Panama Papers revelations trigger global probes

Published 05.04.2016 22:41
Updated 05.04.2016 22:45
People at a protest in Austurvollur Square in front of Iceland's parliament building in Reykjavic on April 4.
People at a protest in Austurvollur Square in front of Iceland's parliament building in Reykjavic on April 4.

After a leak of confidential documents, which allegedly reveal how the world's rich use tax havens to hide their wealth, many countries launched probes into the claims. The Kremlin said the action has been taken to destabilize Russia while China said it targets non-Western countries

Several countries have launched tax evasion probes after a massive leak of confidential documents lifted the lid on the murky offshore financial dealings of a slew of politicians and celebrities.

The scandal erupted on Sunday when media groups began revealing the results of a year-long investigation into a trove of 11.5 million documents from the Panamanian law firm Mossack Fonseca, which specializes in creating offshore shell companies. Among those named in the "Panama Papers" are close associates of Russian President Vladimir Putin, relatives of Chinese leader Xi Jinping and Iceland's Prime Minister Sigmundur David Gunnlaugsson, as well as Barcelona striker Lionel Messi.

Offshore financial dealings are not illegal in themselves but may be used to hide assets from tax authorities, launder the proceeds of criminal activities or conceal misappropriated or politically inconvenient wealth.

The first revelations elicited a chorus of denials, including from the Kremlin, which suggested a U.S. plot after the leaks put a close friend of Putin's at the top of an offshore empire worth more than $2 billion. A virtuoso concert cellist, who calls Putin a "brother," Sergei Roldugin, 64, has flown under the radar while other close friends of the Russian leader openly amassed vast fortunes.

"Putin, Russia, our country, our stability and the upcoming elections are the main target, specifically to destabilize the situation," said a Kremlin spokesman, claiming the journalists were former officers from the U.S. state department, the CIA and special services.

In Iceland's capital Reykjavik, thousands took to the streets late Monday to demand the premier resign over allegations that he and his wife used an offshore firm to hide millions of dollars of investments.

Australia has already launched a probe into 800 wealthy Mossack Fonseca clients. France and the Netherlands also announced investigations, while a judicial source said Spain had opened a money-laundering investigation into the law firm.

Panama also pledged to launch an investigation to identify if any crimes have been committed and any financial damages should be awarded. President Juan Carlos Varela said Panama would cooperate with the international probes but also vowed to "defend the image of our country," which has a reputation as a hub for under-the-table dealings.

Among other key allegations of the probe, there are about 140 political figures, including 12 current or former heads of state.
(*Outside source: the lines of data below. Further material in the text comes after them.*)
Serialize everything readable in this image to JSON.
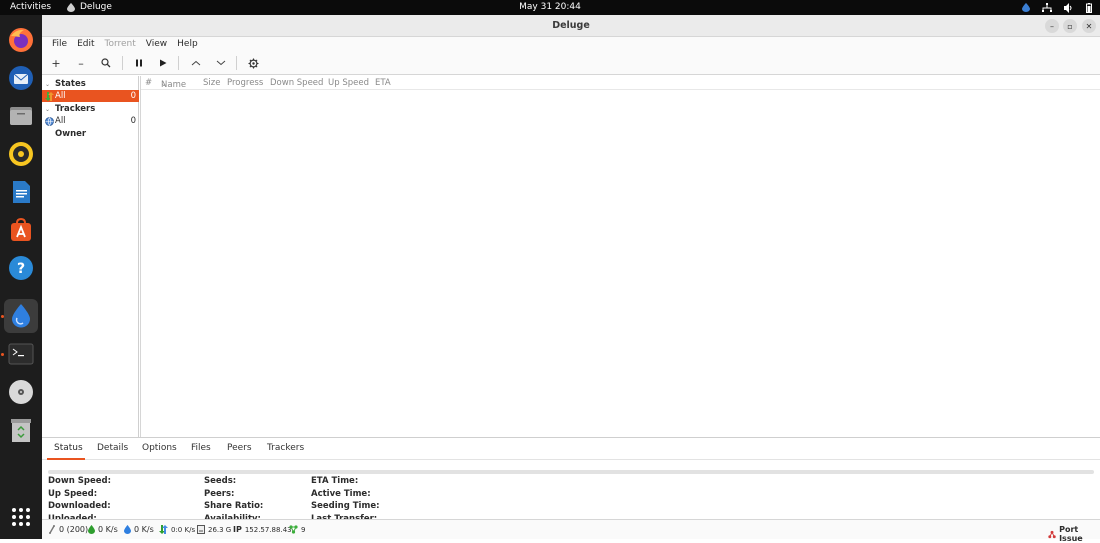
{
  "topbar": {
    "activities": "Activities",
    "app_name": "Deluge",
    "clock": "May 31  20:44"
  },
  "dock": {
    "items": [
      "firefox-icon",
      "thunderbird-icon",
      "files-icon",
      "rhythmbox-icon",
      "writer-icon",
      "software-icon",
      "help-icon",
      "deluge-icon",
      "terminal-icon",
      "disc-icon",
      "trash-icon",
      "app-grid-icon"
    ]
  },
  "window": {
    "title": "Deluge"
  },
  "menu": {
    "file": "File",
    "edit": "Edit",
    "torrent": "Torrent",
    "view": "View",
    "help": "Help"
  },
  "toolbar": {
    "add": "+",
    "remove": "–",
    "search": "⌕",
    "pause": "⏸",
    "resume": "▶",
    "up": "︿",
    "down": "﹀",
    "prefs": "⚙"
  },
  "sidebar": {
    "states_header": "States",
    "states_all": "All",
    "states_all_count": "0",
    "trackers_header": "Trackers",
    "trackers_all": "All",
    "trackers_all_count": "0",
    "owner_header": "Owner"
  },
  "list": {
    "columns": [
      "#",
      "Name",
      "Size",
      "Progress",
      "Down Speed",
      "Up Speed",
      "ETA"
    ]
  },
  "tabs": [
    "Status",
    "Details",
    "Options",
    "Files",
    "Peers",
    "Trackers"
  ],
  "status": {
    "progress": 0,
    "col1": [
      "Down Speed:",
      "Up Speed:",
      "Downloaded:",
      "Uploaded:"
    ],
    "col2": [
      "Seeds:",
      "Peers:",
      "Share Ratio:",
      "Availability:"
    ],
    "col3": [
      "ETA Time:",
      "Active Time:",
      "Seeding Time:",
      "Last Transfer:"
    ]
  },
  "statusbar": {
    "connections": "0 (200)",
    "down": "0 K/s",
    "up": "0 K/s",
    "protocol": "0:0 K/s",
    "disk": "26.3 G",
    "ip_label": "IP",
    "ip": "152.57.88.43",
    "dht": "9",
    "port_issue": "Port Issue"
  },
  "colors": {
    "accent": "#e95420",
    "dock_bg": "#1d1d1d",
    "topbar_bg": "#0b0b0b"
  }
}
The families of some of China's top brass - including President Xi - used offshore tax havens to conceal their fortunes, including at least eight current or former members of the ruling Communist Party's most powerful body.

The papers, from around 214,000 offshore entities covering almost 40 years, also name the president of Ukraine and the king of Saudi Arabia.

Ukrainian President Petro Poroshenko denied any wrongdoing, but he may face an attempt to impeach him. French newspaper Le Monde cited documents showing that Syria used Mossack Fonseca to create shell companies to help it break international sanctions and fund its war effort.

One of the Panama law firm's founders, Ramon Fonseca, told AFP the leaks were "a crime, a felony" and "an attack on Panama." More than 500 banks, their subsidiaries and branches have worked with Mossack Fonseca since the 1970s to help clients manage offshore companies. UBS set up more than 1,100 and HSBC and its affiliates created more than 2,300.

The project, which included a team of more than 370 journalists from more than 70 countries, is believed to be the largest leak journalists have ever worked with. It contains 2.6 terabytes of data, 11.5 millions documents, and 214,000 shell companies.

Share on Facebook Share on Twitter